PS10/23 – Complaints against the regulators (the Bank of England, the FCA, and the PRA)

PRA policy statement 10/23 ꞁ FCA policy statement 23/12
Published on 27 July 2023


The Financial Conduct Authority (FCA), the Prudential Regulation Authority (PRA), and the Bank of England (the Bank) (the Regulators) have a joint Complaints Scheme (the Scheme) under the Financial Services Act 2012 (the Act). The Scheme covers the complaints procedures of the Regulators, and also describes the role of the independent Financial Regulators Complaints Commissioner (the Complaints Commissioner). This is a Scheme for handling complaints against the Regulators, rather than complaints against the firms that we regulate. A Scheme for investigating complaints about the Regulators was first established under the Financial Services and Markets Act 2000 (FSMA) and has been in place since September 2001. The current Scheme dates in substance from 2013 (revised in 2016).

Complaints are a valuable source of feedback that help the Regulators improve and learn. The Regulators take all complaints about them seriously and welcome the transparency and accountability the Scheme provides. 

We launched the consultation in July 2020 with the aim of proposing a revised Scheme that was more user-friendly, using plain language to make it more understandable. We sought to improve the transparency of the Regulators’ approach to what we described as ‘ex-gratia’ compensatory payments, to help complainants understand what they can and cannot expect from the Scheme. This was in part a response to recommendations made by the former Complaints Commissioner to consult on improving the Scheme and in particular to clarify the Regulators’ approach to compensatory payments.

This is a joint policy statement by the FCA, the PRA and the Bank. It sets out our response to the feedback we received to the CP and details the final changes to the Scheme we are introducing.  

The statutory framework for the Scheme is set out in Part 6 of the Act, which requires us to maintain a Scheme for the investigation of complaints arising in connection with the exercise of, or failure to exercise, any of our ‘relevant functions’ as defined in section 85 of the Act. For the FCA and the PRA, broadly speaking, relevant functions include our authorisation, supervision, and enforcement functions and our operation of the Scheme, and in the case of the FCA only, maintaining the Financial Services Register. For the Bank, the complaint must relate to relevant functions in relation to recognised clearing houses, central securities depositaries, or inter-bank payment systems or wholesale cash distribution. Complaints about the exercise of the Regulators’ legislative functions, such as rule-making, the issuing of guidance/statements, and the processes for these, cannot be investigated under the Scheme as they are excluded from investigation by the Act. So far as reasonably practicable, the Scheme must be designed to investigate complaints quickly.

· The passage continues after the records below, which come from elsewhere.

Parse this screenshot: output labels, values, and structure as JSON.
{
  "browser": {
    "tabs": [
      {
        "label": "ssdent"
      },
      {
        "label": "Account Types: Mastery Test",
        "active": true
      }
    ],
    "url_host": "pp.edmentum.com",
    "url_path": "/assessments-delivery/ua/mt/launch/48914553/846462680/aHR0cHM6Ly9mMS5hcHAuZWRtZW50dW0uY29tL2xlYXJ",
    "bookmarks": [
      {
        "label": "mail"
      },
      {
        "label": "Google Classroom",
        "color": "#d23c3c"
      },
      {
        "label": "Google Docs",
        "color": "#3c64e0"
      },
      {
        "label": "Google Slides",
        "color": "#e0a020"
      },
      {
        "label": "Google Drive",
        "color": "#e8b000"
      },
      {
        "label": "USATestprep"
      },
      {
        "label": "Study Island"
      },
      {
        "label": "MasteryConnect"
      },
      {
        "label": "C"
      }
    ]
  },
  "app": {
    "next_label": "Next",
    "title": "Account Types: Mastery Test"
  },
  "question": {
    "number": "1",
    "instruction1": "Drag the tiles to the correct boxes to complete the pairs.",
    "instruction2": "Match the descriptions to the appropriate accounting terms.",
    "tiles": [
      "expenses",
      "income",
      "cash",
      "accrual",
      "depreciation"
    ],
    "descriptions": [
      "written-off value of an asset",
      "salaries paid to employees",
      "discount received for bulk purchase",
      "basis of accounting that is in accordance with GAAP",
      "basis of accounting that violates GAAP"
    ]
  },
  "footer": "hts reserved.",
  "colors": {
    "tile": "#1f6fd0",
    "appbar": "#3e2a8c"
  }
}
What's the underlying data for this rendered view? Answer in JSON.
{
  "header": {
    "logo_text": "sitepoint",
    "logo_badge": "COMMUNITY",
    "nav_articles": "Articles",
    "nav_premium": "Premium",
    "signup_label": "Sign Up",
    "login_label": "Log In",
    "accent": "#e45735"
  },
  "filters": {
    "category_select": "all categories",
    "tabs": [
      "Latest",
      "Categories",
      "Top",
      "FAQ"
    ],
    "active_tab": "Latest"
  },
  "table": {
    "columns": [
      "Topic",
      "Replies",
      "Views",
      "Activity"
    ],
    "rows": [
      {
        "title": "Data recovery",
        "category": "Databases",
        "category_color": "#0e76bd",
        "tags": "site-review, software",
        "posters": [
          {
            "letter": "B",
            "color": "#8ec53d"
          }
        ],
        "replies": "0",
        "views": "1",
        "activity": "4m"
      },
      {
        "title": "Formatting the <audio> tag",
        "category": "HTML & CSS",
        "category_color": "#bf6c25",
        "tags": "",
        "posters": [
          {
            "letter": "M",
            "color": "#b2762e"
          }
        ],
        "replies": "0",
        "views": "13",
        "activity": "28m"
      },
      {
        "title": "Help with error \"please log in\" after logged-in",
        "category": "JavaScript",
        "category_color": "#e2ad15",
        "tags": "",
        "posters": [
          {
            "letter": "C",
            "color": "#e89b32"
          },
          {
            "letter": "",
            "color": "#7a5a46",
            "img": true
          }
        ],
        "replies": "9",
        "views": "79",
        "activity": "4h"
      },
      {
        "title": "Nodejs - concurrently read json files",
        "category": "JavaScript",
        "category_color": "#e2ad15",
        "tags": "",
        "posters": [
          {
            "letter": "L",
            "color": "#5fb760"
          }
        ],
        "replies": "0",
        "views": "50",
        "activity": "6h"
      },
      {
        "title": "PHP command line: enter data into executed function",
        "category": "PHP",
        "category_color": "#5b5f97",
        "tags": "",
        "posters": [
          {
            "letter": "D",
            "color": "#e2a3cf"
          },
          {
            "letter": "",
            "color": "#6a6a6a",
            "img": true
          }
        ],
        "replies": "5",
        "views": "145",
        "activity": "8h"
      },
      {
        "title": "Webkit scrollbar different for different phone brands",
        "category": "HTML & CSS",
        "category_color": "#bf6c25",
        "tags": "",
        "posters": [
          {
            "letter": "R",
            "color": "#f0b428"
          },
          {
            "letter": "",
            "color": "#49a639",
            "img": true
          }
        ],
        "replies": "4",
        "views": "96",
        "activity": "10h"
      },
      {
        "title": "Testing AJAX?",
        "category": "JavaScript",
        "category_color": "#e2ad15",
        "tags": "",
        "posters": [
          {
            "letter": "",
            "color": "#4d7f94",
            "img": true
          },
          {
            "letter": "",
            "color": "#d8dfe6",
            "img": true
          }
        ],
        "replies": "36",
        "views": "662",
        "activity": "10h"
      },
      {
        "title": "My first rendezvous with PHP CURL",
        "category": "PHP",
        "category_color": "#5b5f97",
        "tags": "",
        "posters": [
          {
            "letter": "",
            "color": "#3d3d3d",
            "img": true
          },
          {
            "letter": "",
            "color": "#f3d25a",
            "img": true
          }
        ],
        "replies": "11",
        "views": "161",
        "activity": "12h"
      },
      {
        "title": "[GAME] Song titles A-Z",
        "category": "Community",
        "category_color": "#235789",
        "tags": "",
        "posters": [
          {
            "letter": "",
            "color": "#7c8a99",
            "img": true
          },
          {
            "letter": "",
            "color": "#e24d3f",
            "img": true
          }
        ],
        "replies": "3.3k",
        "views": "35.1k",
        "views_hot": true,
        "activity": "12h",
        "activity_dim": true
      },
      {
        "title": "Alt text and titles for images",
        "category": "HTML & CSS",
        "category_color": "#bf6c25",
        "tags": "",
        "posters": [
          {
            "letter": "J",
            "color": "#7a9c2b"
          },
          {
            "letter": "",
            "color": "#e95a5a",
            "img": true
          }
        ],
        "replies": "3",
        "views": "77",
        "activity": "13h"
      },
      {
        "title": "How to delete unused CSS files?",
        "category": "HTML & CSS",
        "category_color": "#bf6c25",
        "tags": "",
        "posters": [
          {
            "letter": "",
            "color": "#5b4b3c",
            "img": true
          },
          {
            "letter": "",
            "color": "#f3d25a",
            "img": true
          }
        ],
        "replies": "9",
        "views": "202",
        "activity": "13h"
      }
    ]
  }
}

We received 411 responses to the consultation. These came from individuals, consumer groups, firms, and trade bodies. We have included a list of non-confidential respondents in Annex 1. 

A large proportion of respondents did not support all our proposals concerning compensatory payments in recognition of financial loss. In particular, our proposals to introduce limits on compensatory payments save for exceptional circumstances were not welcomed. Several of the more detailed responses, mainly from organisations, also raised objections to the use of the ‘sole or primary’ cause condition when considering a payment in recognition of financial loss.
Respondents were generally supportive of our proposals in relation to compensatory payments for non-financial loss. Some respondents expressed the view that we should keep the levels under review. 

We received supportive overall feedback about the language being more understandable than the language in the current Scheme. Respondents told us that the diagrams proposed in the consultation were a useful addition. 

We have made changes to our proposals to reflect these comments where we agreed it would improve the accessibility of the revised Scheme and help to clarify our approach to compensatory payments.


We set out in the consultation that we would handle all complaints made after the revised Scheme comes into force under the revised Scheme. 

Existing complaints would continue to be handled under the current Scheme. Where the Complaints Commissioner provides a report to us about a complaint concluded before the revised Scheme comes into force on 1 November 2023, we would decide how to respond to the Complaints Commissioner’s report and any recommendations in line with Part 7 of the current Scheme.

Policy statement 23/12